Food is more than nutrition. When we cook we create, learn about our history, customs and discover our identity. Sharing food is sharing our inheritance, it is a language we all speak and the best medium to bridge the gap between communities.
A charity integrating refugees and asylum seekers through cooking
Migrateful was founded in 2017, seeking to use the power of food to integrate refugees and asylum seekers arriving in the UK into the community. Displacement creates ‘refugee’ and ‘asylum seeker’ labels and the most emotionally disheartening obstacle faced is long term integration. Migrants can become isolated waiting for their immigration status to be regularised, which can take years, and in some cases are unable to work or access public funds. The act of cooking, making mistakes and sitting down together to have a family-style dinner humanises the current migration narrative, opens the hearts and minds and fills the bellies of everyone involved.
Migrateful offers a 2-year development programme where migrant integration is fostered through practice of the English language, presentation training, improving self-esteem and learning of transferrable skills to use to interact with the UK community and enrich it with their culture. Refugees are supported, encouraged and trained to lead cookery classes, share their traditional cuisine and heritage to make connections. They develop menus based on their personal family recipes, share the social status behind each recipe or the cultural importance of serving a dish in certain circumstances.
Rebuilding lives, finding purpose
Many migrants who arrive in the UK due to conflict in their country were qualified professionals in HR, nursing, firefighting, lecturing or dreamed of working in the food sector. Where qualifications were not transferable or destroyed in conflict, our chefs are rebuilding their lives and finding connections and passion through sharing their country’s food. After their Migrateful ‘graduation’ they lead teams and share their experience. Once their status was regularised, some became head chefs, owners of catering companies or picked up where their education left off.
The Migrateful experience unsettles the traditional narrative of charity by inviting the contributors to learn from migrant chefs and integrate new techniques and ingredients into their daily lives. Tickets are exchanged for a journey in learning customs and breaking down barriers along the way. The food cooked in a family home in Aleppo contributes to the making of a dish in a home in Canterbury.
I come from two war-torn islands and grew up seeing the impact of war on communities; in Cyprus and Sri Lanka. When I emigrated to the UK, I specialised in immigration law and work as an Immigration Compliance Officer at the University of Kent. By day I help international students comply with the terms of their visas while realising their dreams. By night, as the Canterbury Migrateful facilitator, I advocate for impactful and far-reaching opportunities for displaced individuals. Through Migrateful, I am honoured to support asylum seekers, refugees and migrants from across the world on their journey to independence and contribute positively towards the migration discourse by encouraging an inclusive community.
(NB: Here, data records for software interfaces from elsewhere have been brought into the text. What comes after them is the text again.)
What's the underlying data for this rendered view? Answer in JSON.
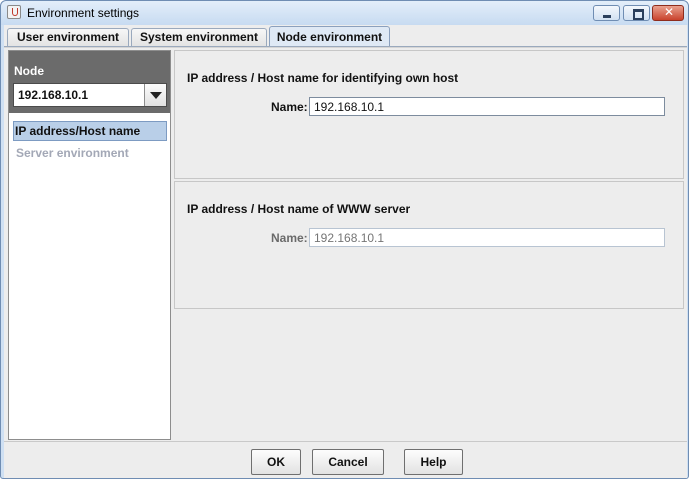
{
  "window": {
    "title": "Environment settings"
  },
  "tabs": [
    {
      "label": "User environment"
    },
    {
      "label": "System environment"
    },
    {
      "label": "Node environment",
      "active": true
    }
  ],
  "node": {
    "label": "Node",
    "selected_value": "192.168.10.1"
  },
  "nav": {
    "items": [
      {
        "label": "IP address/Host name",
        "selected": true
      },
      {
        "label": "Server environment",
        "enabled": false
      }
    ]
  },
  "own_host": {
    "title": "IP address / Host name for identifying own host",
    "name_label": "Name:",
    "name_value": "192.168.10.1"
  },
  "www_server": {
    "title": "IP address / Host name of WWW server",
    "name_label": "Name:",
    "name_placeholder": "192.168.10.1"
  },
  "buttons": {
    "ok": "OK",
    "cancel": "Cancel",
    "help": "Help"
  },
  "colors": {
    "accent_selected": "#b9cfe8",
    "node_header": "#6b6b6b",
    "close_button": "#c9422c"
  }
}
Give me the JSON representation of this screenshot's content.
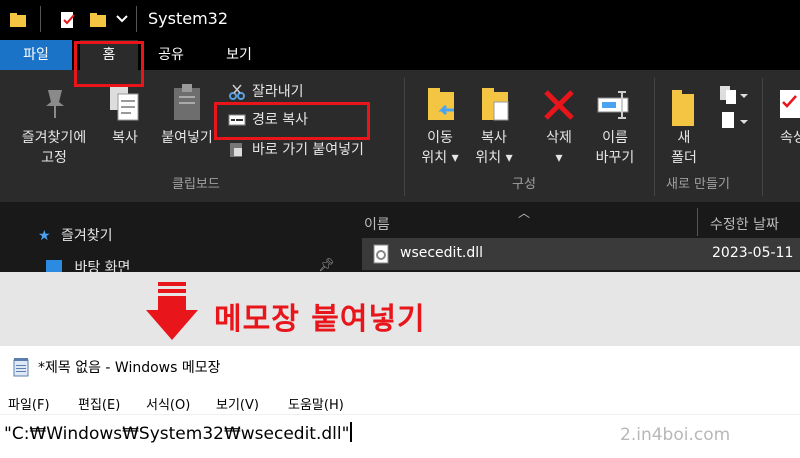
{
  "explorer": {
    "window_title": "System32",
    "tabs": {
      "file": "파일",
      "home": "홈",
      "share": "공유",
      "view": "보기"
    },
    "ribbon": {
      "pin_label": "즐겨찾기에\n고정",
      "copy_label": "복사",
      "paste_label": "붙여넣기",
      "cut_label": "잘라내기",
      "copy_path_label": "경로 복사",
      "paste_shortcut_label": "바로 가기 붙여넣기",
      "clipboard_group": "클립보드",
      "move_to_label": "이동\n위치 ▾",
      "copy_to_label": "복사\n위치 ▾",
      "delete_label": "삭제\n▾",
      "rename_label": "이름\n바꾸기",
      "organize_group": "구성",
      "new_folder_label": "새\n폴더",
      "new_group": "새로 만들기",
      "properties_label": "속성"
    },
    "nav": {
      "quick_access": "즐겨찾기",
      "desktop": "바탕 화면"
    },
    "columns": {
      "name": "이름",
      "modified": "수정한 날짜"
    },
    "file_row": {
      "name": "wsecedit.dll",
      "date": "2023-05-11"
    }
  },
  "band_text": "메모장 붙여넣기",
  "notepad": {
    "title": "*제목 없음 - Windows 메모장",
    "menu": [
      "파일(F)",
      "편집(E)",
      "서식(O)",
      "보기(V)",
      "도움말(H)"
    ],
    "content": "\"C:₩Windows₩System32₩wsecedit.dll\""
  },
  "watermark": "2.in4boi.com",
  "colors": {
    "accent_red": "#e8151b",
    "file_tab_blue": "#1a73c7",
    "ribbon_bg": "#2b2b2b"
  }
}
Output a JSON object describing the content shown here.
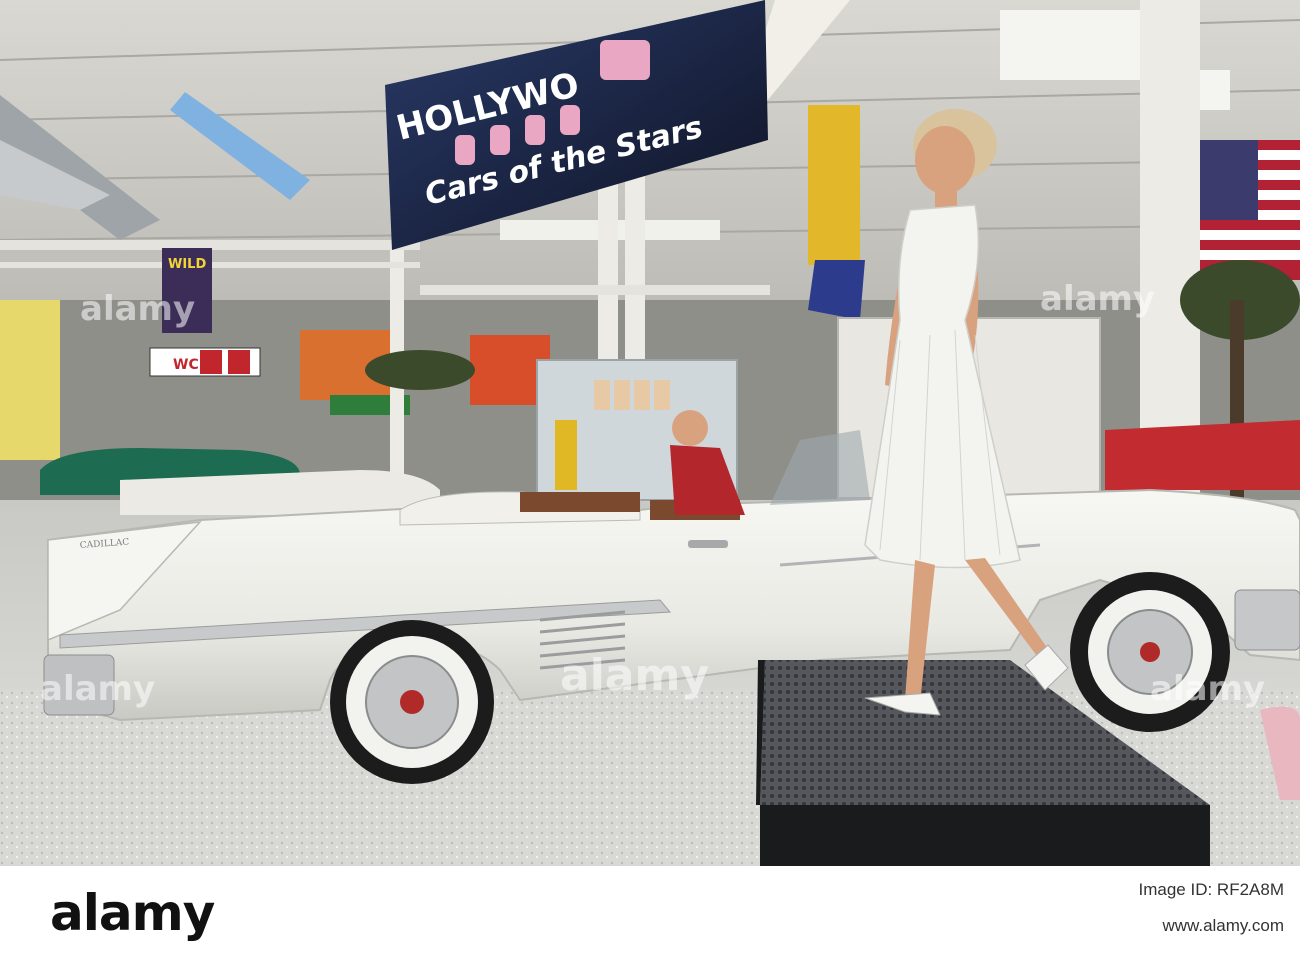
{
  "banner": {
    "line1": "HOLLYWO",
    "line2": "Cars of the Stars"
  },
  "signs": {
    "wc": "WC",
    "wild": "WILD",
    "car_badge": "CADILLAC"
  },
  "watermark": {
    "text": "alamy"
  },
  "footer": {
    "logo": "alamy",
    "image_id": "Image ID: RF2A8M",
    "url": "www.alamy.com"
  },
  "colors": {
    "car_body": "#efefea",
    "dress": "#f3f3ef",
    "banner_bg": "#1b2236",
    "platform": "#3a3b3f"
  }
}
Get involved: cook and support Migrateful in your area
Tickets for the cookery classes include ingredients you need to make a traditional dish with a choice from over 30 countries. In 5 years, Migrateful has hosted over 3,000 cookery classes with 30,000+ participants across London, Bristol, Canterbury and Brighton. Migrateful’s Canterbury classes are hosted at St Martin and St Paul’s CT1 – find out more about Migrateful classes.
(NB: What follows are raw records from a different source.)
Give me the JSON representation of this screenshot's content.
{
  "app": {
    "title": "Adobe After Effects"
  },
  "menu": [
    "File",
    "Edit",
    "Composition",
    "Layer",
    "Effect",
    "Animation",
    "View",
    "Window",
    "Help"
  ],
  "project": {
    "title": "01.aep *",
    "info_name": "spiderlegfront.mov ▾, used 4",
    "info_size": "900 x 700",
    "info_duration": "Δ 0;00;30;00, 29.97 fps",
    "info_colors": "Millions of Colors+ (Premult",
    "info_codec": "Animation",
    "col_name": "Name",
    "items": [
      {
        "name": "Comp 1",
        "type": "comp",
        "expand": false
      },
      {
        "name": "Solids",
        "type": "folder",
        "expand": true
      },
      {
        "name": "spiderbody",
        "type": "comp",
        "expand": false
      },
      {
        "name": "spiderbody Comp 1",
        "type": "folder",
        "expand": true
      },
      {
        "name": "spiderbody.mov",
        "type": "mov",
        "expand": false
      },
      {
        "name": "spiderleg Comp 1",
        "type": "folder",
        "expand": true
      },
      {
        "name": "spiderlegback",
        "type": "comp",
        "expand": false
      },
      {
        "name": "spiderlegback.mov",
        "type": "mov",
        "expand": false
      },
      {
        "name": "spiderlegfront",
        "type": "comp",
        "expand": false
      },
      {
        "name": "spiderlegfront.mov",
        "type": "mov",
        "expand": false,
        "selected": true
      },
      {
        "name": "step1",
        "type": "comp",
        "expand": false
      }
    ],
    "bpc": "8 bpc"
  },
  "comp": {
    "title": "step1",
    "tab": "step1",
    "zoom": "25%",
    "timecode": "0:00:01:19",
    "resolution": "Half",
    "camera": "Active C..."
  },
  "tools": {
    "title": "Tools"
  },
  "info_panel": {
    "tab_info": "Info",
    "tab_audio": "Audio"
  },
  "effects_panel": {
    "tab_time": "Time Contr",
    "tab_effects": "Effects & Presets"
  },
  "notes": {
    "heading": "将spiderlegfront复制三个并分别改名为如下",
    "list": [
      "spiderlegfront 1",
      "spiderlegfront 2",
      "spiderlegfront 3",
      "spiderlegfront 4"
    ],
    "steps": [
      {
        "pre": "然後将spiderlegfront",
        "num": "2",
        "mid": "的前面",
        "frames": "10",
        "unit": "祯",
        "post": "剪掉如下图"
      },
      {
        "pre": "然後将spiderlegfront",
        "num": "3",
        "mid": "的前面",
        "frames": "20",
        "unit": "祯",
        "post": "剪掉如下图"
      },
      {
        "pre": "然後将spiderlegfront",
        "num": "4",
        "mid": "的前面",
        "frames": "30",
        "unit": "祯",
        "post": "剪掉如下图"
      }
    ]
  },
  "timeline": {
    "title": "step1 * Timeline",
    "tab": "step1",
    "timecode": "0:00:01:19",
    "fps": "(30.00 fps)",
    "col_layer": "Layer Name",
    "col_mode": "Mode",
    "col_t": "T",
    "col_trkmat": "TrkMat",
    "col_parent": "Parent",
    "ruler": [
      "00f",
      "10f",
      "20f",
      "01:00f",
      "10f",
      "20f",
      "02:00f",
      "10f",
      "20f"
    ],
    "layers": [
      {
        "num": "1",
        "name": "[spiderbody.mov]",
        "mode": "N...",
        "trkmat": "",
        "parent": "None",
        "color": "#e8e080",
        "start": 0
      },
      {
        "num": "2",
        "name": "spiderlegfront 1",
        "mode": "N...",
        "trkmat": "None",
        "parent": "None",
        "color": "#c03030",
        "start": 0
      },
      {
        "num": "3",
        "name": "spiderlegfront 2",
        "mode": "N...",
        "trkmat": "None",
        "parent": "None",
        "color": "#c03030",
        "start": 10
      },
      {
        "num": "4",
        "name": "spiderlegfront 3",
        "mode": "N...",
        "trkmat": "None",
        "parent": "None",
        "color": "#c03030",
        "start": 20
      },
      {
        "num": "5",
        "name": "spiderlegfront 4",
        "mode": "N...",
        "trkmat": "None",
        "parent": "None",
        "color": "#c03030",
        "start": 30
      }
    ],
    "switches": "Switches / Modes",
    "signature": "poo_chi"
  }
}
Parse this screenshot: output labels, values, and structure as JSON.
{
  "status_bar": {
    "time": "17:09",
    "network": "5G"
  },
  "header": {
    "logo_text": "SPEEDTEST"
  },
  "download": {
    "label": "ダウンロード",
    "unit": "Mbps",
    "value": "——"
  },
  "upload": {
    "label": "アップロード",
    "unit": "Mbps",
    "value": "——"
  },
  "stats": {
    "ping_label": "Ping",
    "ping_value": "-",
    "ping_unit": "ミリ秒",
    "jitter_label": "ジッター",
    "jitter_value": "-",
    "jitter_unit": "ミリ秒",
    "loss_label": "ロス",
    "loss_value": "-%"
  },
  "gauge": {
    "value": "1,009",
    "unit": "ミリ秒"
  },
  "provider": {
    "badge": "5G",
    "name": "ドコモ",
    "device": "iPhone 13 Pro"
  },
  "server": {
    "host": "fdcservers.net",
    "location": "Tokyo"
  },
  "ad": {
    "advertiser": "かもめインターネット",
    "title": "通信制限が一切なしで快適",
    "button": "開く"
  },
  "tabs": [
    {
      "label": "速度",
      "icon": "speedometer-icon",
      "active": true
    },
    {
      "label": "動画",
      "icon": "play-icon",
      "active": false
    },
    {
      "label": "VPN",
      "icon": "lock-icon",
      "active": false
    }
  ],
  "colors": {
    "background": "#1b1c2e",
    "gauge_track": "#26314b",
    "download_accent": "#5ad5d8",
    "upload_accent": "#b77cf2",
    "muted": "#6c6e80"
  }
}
Help these classes run: Each Migrateful cookery class relies on a small team of volunteers to run successfully. Find out more about volunteering to assist in cooking classes.
Join an online cookalong for Refugee Week!
On Wednesday 21st June, 5.30 – 7pm, UNHCR (the United Nations Refugee Agency’s national charity for the United Kingdom) have teamed up with Migrateful Syrian refugee chef, Amani, and for an evening of culture and cuisine to celebrate Refugee Week. You can register online to join the free, virtual cooking class on Wednesday. Amani will be taking us step by step through how to make a delicious Syrian Mousakaa (Aubergine & Tomato Mezze) and Fatosh (Arabic Flatbread, Vegetable & Herb Salad).
Refugee Week at Kent
To see what’s on at the University of Kent for Refugee Week an beyond, check out our Refugee Week website for ways you can get involved and contribute, and look for #KentRefugeeWeek on social media – together, we can make a difference in our communities.
Written by Dora Perera and Natalia Crisanti, staff 19.06.23